Take the entries below and retype them word for word, excluding the images.

++++ Input for this task ++++

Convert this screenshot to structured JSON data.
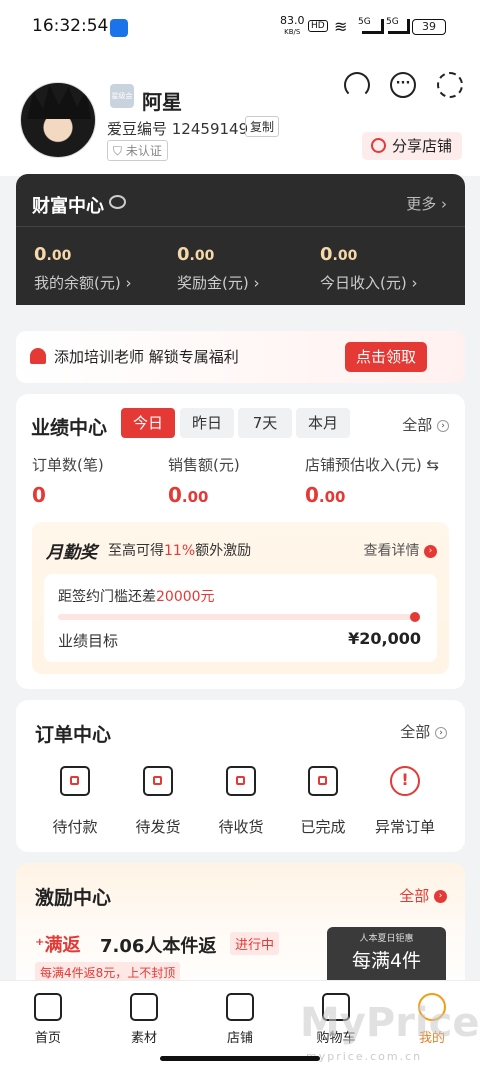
{
  "status_bar": {
    "time": "16:32:54",
    "speed": "83.0",
    "speed_unit": "KB/S",
    "hd": "HD",
    "net1": "5G",
    "net2": "5G",
    "battery": "39"
  },
  "profile": {
    "name": "阿星",
    "badge": "星级会员",
    "uid": "爱豆编号 12459149",
    "copy": "复制",
    "verify": "未认证",
    "share": "分享店铺"
  },
  "wealth": {
    "title": "财富中心",
    "more": "更多 ›",
    "items": [
      {
        "int": "0",
        "dec": ".00",
        "label": "我的余额(元) ›"
      },
      {
        "int": "0",
        "dec": ".00",
        "label": "奖励金(元) ›"
      },
      {
        "int": "0",
        "dec": ".00",
        "label": "今日收入(元) ›"
      }
    ]
  },
  "banner": {
    "text": "添加培训老师 解锁专属福利",
    "button": "点击领取"
  },
  "performance": {
    "title": "业绩中心",
    "tabs": [
      "今日",
      "昨日",
      "7天",
      "本月"
    ],
    "all": "全部",
    "metrics": [
      {
        "label": "订单数(笔)",
        "int": "0",
        "dec": ""
      },
      {
        "label": "销售额(元)",
        "int": "0",
        "dec": ".00"
      },
      {
        "label": "店铺预估收入(元) ⇆",
        "int": "0",
        "dec": ".00"
      }
    ],
    "monthly": {
      "logo": "月勤奖",
      "desc_pre": "至高可得",
      "desc_pct": "11%",
      "desc_post": "额外激励",
      "detail": "查看详情",
      "gap_pre": "距签约门槛还差",
      "gap_amount": "20000元",
      "target_label": "业绩目标",
      "target_value": "¥20,000"
    }
  },
  "orders": {
    "title": "订单中心",
    "all": "全部",
    "items": [
      {
        "label": "待付款",
        "icon": "wallet-icon"
      },
      {
        "label": "待发货",
        "icon": "package-icon"
      },
      {
        "label": "待收货",
        "icon": "truck-icon"
      },
      {
        "label": "已完成",
        "icon": "check-doc-icon"
      },
      {
        "label": "异常订单",
        "icon": "alert-icon"
      }
    ]
  },
  "incentive": {
    "title": "激励中心",
    "all": "全部",
    "tag": "⁺满返",
    "name": "7.06人本件返",
    "status": "进行中",
    "rule": "每满4件返8元，上不封顶",
    "promo_small": "人本夏日钜惠",
    "promo_big": "每满4件"
  },
  "tabbar": [
    {
      "label": "首页",
      "icon": "home-icon"
    },
    {
      "label": "素材",
      "icon": "image-icon"
    },
    {
      "label": "店铺",
      "icon": "store-icon"
    },
    {
      "label": "购物车",
      "icon": "cart-icon"
    },
    {
      "label": "我的",
      "icon": "profile-icon"
    }
  ],
  "watermark": {
    "big": "MyPrice",
    "small": "myprice.com.cn"
  },
  "colors": {
    "accent": "#e53935",
    "dark_card": "#2c2c2c",
    "gold": "#f5d9a8",
    "active_tab": "#e67e22"
  }
}
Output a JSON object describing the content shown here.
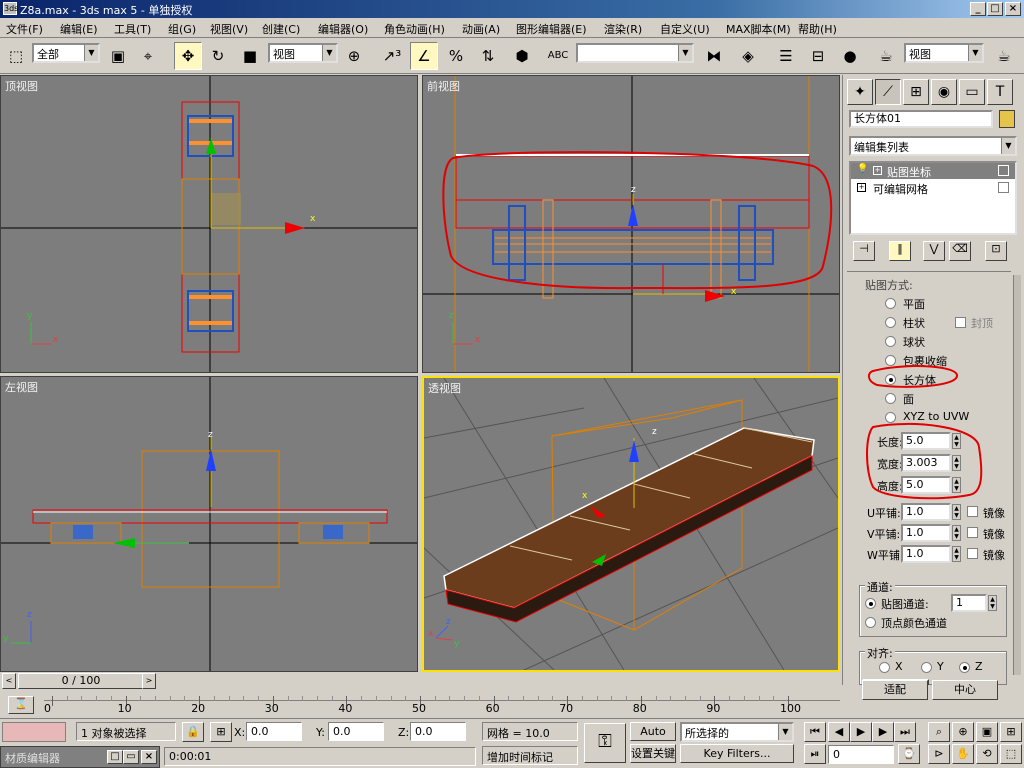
{
  "window": {
    "title": "Z8a.max - 3ds max 5 - 单独授权",
    "app_icon": "3ds"
  },
  "menu": [
    "文件(F)",
    "编辑(E)",
    "工具(T)",
    "组(G)",
    "视图(V)",
    "创建(C)",
    "编辑器(O)",
    "角色动画(H)",
    "动画(A)",
    "图形编辑器(E)",
    "渲染(R)",
    "自定义(U)",
    "MAX脚本(M)",
    "帮助(H)"
  ],
  "toolbar": {
    "selection_filter": "全部",
    "ref_coord": "视图",
    "named_selection": "",
    "ref_coord2": "视图",
    "abc_label": "ABC"
  },
  "viewports": {
    "top": {
      "label": "顶视图"
    },
    "front": {
      "label": "前视图"
    },
    "left": {
      "label": "左视图"
    },
    "perspective": {
      "label": "透视图"
    }
  },
  "axes": {
    "x": "x",
    "y": "y",
    "z": "z"
  },
  "command_panel": {
    "object_name": "长方体01",
    "object_color": "#e6c34a",
    "modifier_list_label": "编辑集列表",
    "stack": [
      "贴图坐标",
      "可编辑网格"
    ],
    "rollout_mapping": "贴图方式:",
    "mapping_types": [
      "平面",
      "柱状",
      "球状",
      "包裹收缩",
      "长方体",
      "面",
      "XYZ to UVW"
    ],
    "selected_mapping": "长方体",
    "cap_label": "封顶",
    "length_label": "长度:",
    "length_value": "5.0",
    "width_label": "宽度:",
    "width_value": "3.003",
    "height_label": "高度:",
    "height_value": "5.0",
    "u_tile_label": "U平铺:",
    "u_tile": "1.0",
    "v_tile_label": "V平铺:",
    "v_tile": "1.0",
    "w_tile_label": "W平铺:",
    "w_tile": "1.0",
    "mirror_label": "镜像",
    "channel_group": "通道:",
    "map_channel_label": "贴图通道:",
    "map_channel_value": "1",
    "vertex_color_label": "顶点颜色通道",
    "align_group": "对齐:",
    "align_axes": [
      "X",
      "Y",
      "Z"
    ],
    "align_selected": "Z",
    "fit_button": "适配",
    "center_button": "中心"
  },
  "timeline": {
    "frame_display": "0 / 100",
    "ticks": [
      "0",
      "10",
      "20",
      "30",
      "40",
      "50",
      "60",
      "70",
      "80",
      "90",
      "100"
    ],
    "progress": 0
  },
  "status": {
    "selection_info": "1 对象被选择",
    "x_label": "X:",
    "x_value": "0.0",
    "y_label": "Y:",
    "y_value": "0.0",
    "z_label": "Z:",
    "z_value": "0.0",
    "grid": "网格 = 10.0",
    "add_time_tag": "增加时间标记",
    "auto_key": "Auto Key",
    "set_key": "设置关键帧",
    "key_filter_select": "所选择的",
    "key_filters": "Key Filters...",
    "current_frame": "0",
    "time_display": "0:00:01",
    "material_editor_task": "材质编辑器"
  },
  "annotation_color": "#e00000"
}
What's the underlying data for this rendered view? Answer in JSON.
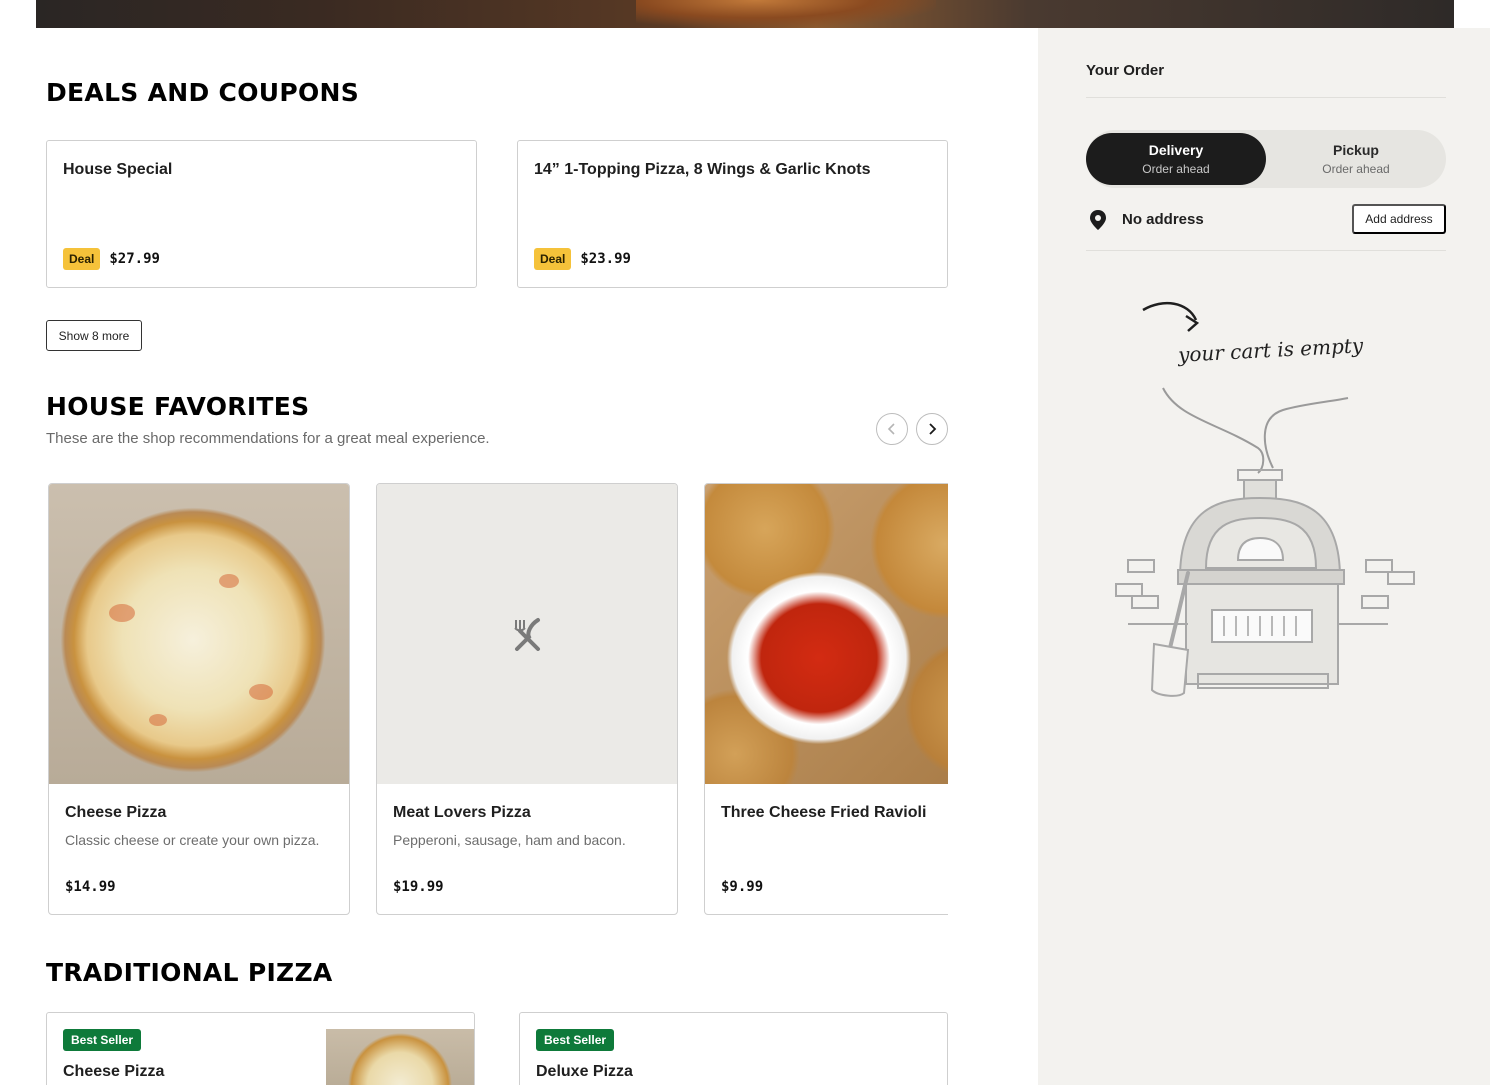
{
  "deals": {
    "title": "DEALS AND COUPONS",
    "items": [
      {
        "name": "House Special",
        "badge": "Deal",
        "price": "$27.99"
      },
      {
        "name": "14” 1-Topping Pizza, 8 Wings & Garlic Knots",
        "badge": "Deal",
        "price": "$23.99"
      }
    ],
    "show_more_label": "Show 8 more"
  },
  "favorites": {
    "title": "HOUSE FAVORITES",
    "subtitle": "These are the shop recommendations for a great meal experience.",
    "items": [
      {
        "name": "Cheese Pizza",
        "description": "Classic cheese or create your own pizza.",
        "price": "$14.99",
        "image": "cheese-pizza-photo"
      },
      {
        "name": "Meat Lovers Pizza",
        "description": "Pepperoni, sausage, ham and bacon.",
        "price": "$19.99",
        "image": "utensils-placeholder-icon"
      },
      {
        "name": "Three Cheese Fried Ravioli",
        "description": "",
        "price": "$9.99",
        "image": "fried-ravioli-photo"
      }
    ]
  },
  "traditional": {
    "title": "TRADITIONAL PIZZA",
    "items": [
      {
        "badge": "Best Seller",
        "name": "Cheese Pizza"
      },
      {
        "badge": "Best Seller",
        "name": "Deluxe Pizza"
      }
    ]
  },
  "order": {
    "title": "Your Order",
    "modes": [
      {
        "label": "Delivery",
        "sub": "Order ahead",
        "active": true
      },
      {
        "label": "Pickup",
        "sub": "Order ahead",
        "active": false
      }
    ],
    "address_text": "No address",
    "add_address_label": "Add address",
    "empty_message": "your cart is empty"
  },
  "colors": {
    "deal_badge": "#f5c23a",
    "best_seller_badge": "#0e7a3a",
    "sidebar_bg": "#f3f2ef",
    "toggle_active": "#1c1c1c"
  }
}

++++

> _Solution_
Convert this screenshot to structured JSON data.
{
  "status_bar": {
    "time": "16:32:54",
    "speed": "83.0",
    "speed_unit": "KB/S",
    "hd": "HD",
    "net1": "5G",
    "net2": "5G",
    "battery": "39"
  },
  "profile": {
    "name": "阿星",
    "badge": "星级会员",
    "uid": "爱豆编号 12459149",
    "copy": "复制",
    "verify": "未认证",
    "share": "分享店铺"
  },
  "wealth": {
    "title": "财富中心",
    "more": "更多 ›",
    "items": [
      {
        "int": "0",
        "dec": ".00",
        "label": "我的余额(元) ›"
      },
      {
        "int": "0",
        "dec": ".00",
        "label": "奖励金(元) ›"
      },
      {
        "int": "0",
        "dec": ".00",
        "label": "今日收入(元) ›"
      }
    ]
  },
  "banner": {
    "text": "添加培训老师 解锁专属福利",
    "button": "点击领取"
  },
  "performance": {
    "title": "业绩中心",
    "tabs": [
      "今日",
      "昨日",
      "7天",
      "本月"
    ],
    "all": "全部",
    "metrics": [
      {
        "label": "订单数(笔)",
        "int": "0",
        "dec": ""
      },
      {
        "label": "销售额(元)",
        "int": "0",
        "dec": ".00"
      },
      {
        "label": "店铺预估收入(元) ⇆",
        "int": "0",
        "dec": ".00"
      }
    ],
    "monthly": {
      "logo": "月勤奖",
      "desc_pre": "至高可得",
      "desc_pct": "11%",
      "desc_post": "额外激励",
      "detail": "查看详情",
      "gap_pre": "距签约门槛还差",
      "gap_amount": "20000元",
      "target_label": "业绩目标",
      "target_value": "¥20,000"
    }
  },
  "orders": {
    "title": "订单中心",
    "all": "全部",
    "items": [
      {
        "label": "待付款",
        "icon": "wallet-icon"
      },
      {
        "label": "待发货",
        "icon": "package-icon"
      },
      {
        "label": "待收货",
        "icon": "truck-icon"
      },
      {
        "label": "已完成",
        "icon": "check-doc-icon"
      },
      {
        "label": "异常订单",
        "icon": "alert-icon"
      }
    ]
  },
  "incentive": {
    "title": "激励中心",
    "all": "全部",
    "tag": "⁺满返",
    "name": "7.06人本件返",
    "status": "进行中",
    "rule": "每满4件返8元，上不封顶",
    "promo_small": "人本夏日钜惠",
    "promo_big": "每满4件"
  },
  "tabbar": [
    {
      "label": "首页",
      "icon": "home-icon"
    },
    {
      "label": "素材",
      "icon": "image-icon"
    },
    {
      "label": "店铺",
      "icon": "store-icon"
    },
    {
      "label": "购物车",
      "icon": "cart-icon"
    },
    {
      "label": "我的",
      "icon": "profile-icon"
    }
  ],
  "watermark": {
    "big": "MyPrice",
    "small": "myprice.com.cn"
  },
  "colors": {
    "accent": "#e53935",
    "dark_card": "#2c2c2c",
    "gold": "#f5d9a8",
    "active_tab": "#e67e22"
  }
}
Output a JSON object describing the content shown here.
{
  "window": {
    "title": "Z8a.max - 3ds max 5 - 单独授权",
    "app_icon": "3ds"
  },
  "menu": [
    "文件(F)",
    "编辑(E)",
    "工具(T)",
    "组(G)",
    "视图(V)",
    "创建(C)",
    "编辑器(O)",
    "角色动画(H)",
    "动画(A)",
    "图形编辑器(E)",
    "渲染(R)",
    "自定义(U)",
    "MAX脚本(M)",
    "帮助(H)"
  ],
  "toolbar": {
    "selection_filter": "全部",
    "ref_coord": "视图",
    "named_selection": "",
    "ref_coord2": "视图",
    "abc_label": "ABC"
  },
  "viewports": {
    "top": {
      "label": "顶视图"
    },
    "front": {
      "label": "前视图"
    },
    "left": {
      "label": "左视图"
    },
    "perspective": {
      "label": "透视图"
    }
  },
  "axes": {
    "x": "x",
    "y": "y",
    "z": "z"
  },
  "command_panel": {
    "object_name": "长方体01",
    "object_color": "#e6c34a",
    "modifier_list_label": "编辑集列表",
    "stack": [
      "贴图坐标",
      "可编辑网格"
    ],
    "rollout_mapping": "贴图方式:",
    "mapping_types": [
      "平面",
      "柱状",
      "球状",
      "包裹收缩",
      "长方体",
      "面",
      "XYZ to UVW"
    ],
    "selected_mapping": "长方体",
    "cap_label": "封顶",
    "length_label": "长度:",
    "length_value": "5.0",
    "width_label": "宽度:",
    "width_value": "3.003",
    "height_label": "高度:",
    "height_value": "5.0",
    "u_tile_label": "U平铺:",
    "u_tile": "1.0",
    "v_tile_label": "V平铺:",
    "v_tile": "1.0",
    "w_tile_label": "W平铺:",
    "w_tile": "1.0",
    "mirror_label": "镜像",
    "channel_group": "通道:",
    "map_channel_label": "贴图通道:",
    "map_channel_value": "1",
    "vertex_color_label": "顶点颜色通道",
    "align_group": "对齐:",
    "align_axes": [
      "X",
      "Y",
      "Z"
    ],
    "align_selected": "Z",
    "fit_button": "适配",
    "center_button": "中心"
  },
  "timeline": {
    "frame_display": "0 / 100",
    "ticks": [
      "0",
      "10",
      "20",
      "30",
      "40",
      "50",
      "60",
      "70",
      "80",
      "90",
      "100"
    ],
    "progress": 0
  },
  "status": {
    "selection_info": "1 对象被选择",
    "x_label": "X:",
    "x_value": "0.0",
    "y_label": "Y:",
    "y_value": "0.0",
    "z_label": "Z:",
    "z_value": "0.0",
    "grid": "网格 = 10.0",
    "add_time_tag": "增加时间标记",
    "auto_key": "Auto Key",
    "set_key": "设置关键帧",
    "key_filter_select": "所选择的",
    "key_filters": "Key Filters...",
    "current_frame": "0",
    "time_display": "0:00:01",
    "material_editor_task": "材质编辑器"
  },
  "annotation_color": "#e00000"
}
What's the underlying data for this rendered view? Answer in JSON.
{
  "deals": {
    "title": "DEALS AND COUPONS",
    "items": [
      {
        "name": "House Special",
        "badge": "Deal",
        "price": "$27.99"
      },
      {
        "name": "14” 1-Topping Pizza, 8 Wings & Garlic Knots",
        "badge": "Deal",
        "price": "$23.99"
      }
    ],
    "show_more_label": "Show 8 more"
  },
  "favorites": {
    "title": "HOUSE FAVORITES",
    "subtitle": "These are the shop recommendations for a great meal experience.",
    "items": [
      {
        "name": "Cheese Pizza",
        "description": "Classic cheese or create your own pizza.",
        "price": "$14.99",
        "image": "cheese-pizza-photo"
      },
      {
        "name": "Meat Lovers Pizza",
        "description": "Pepperoni, sausage, ham and bacon.",
        "price": "$19.99",
        "image": "utensils-placeholder-icon"
      },
      {
        "name": "Three Cheese Fried Ravioli",
        "description": "",
        "price": "$9.99",
        "image": "fried-ravioli-photo"
      }
    ]
  },
  "traditional": {
    "title": "TRADITIONAL PIZZA",
    "items": [
      {
        "badge": "Best Seller",
        "name": "Cheese Pizza"
      },
      {
        "badge": "Best Seller",
        "name": "Deluxe Pizza"
      }
    ]
  },
  "order": {
    "title": "Your Order",
    "modes": [
      {
        "label": "Delivery",
        "sub": "Order ahead",
        "active": true
      },
      {
        "label": "Pickup",
        "sub": "Order ahead",
        "active": false
      }
    ],
    "address_text": "No address",
    "add_address_label": "Add address",
    "empty_message": "your cart is empty"
  },
  "colors": {
    "deal_badge": "#f5c23a",
    "best_seller_badge": "#0e7a3a",
    "sidebar_bg": "#f3f2ef",
    "toggle_active": "#1c1c1c"
  }
}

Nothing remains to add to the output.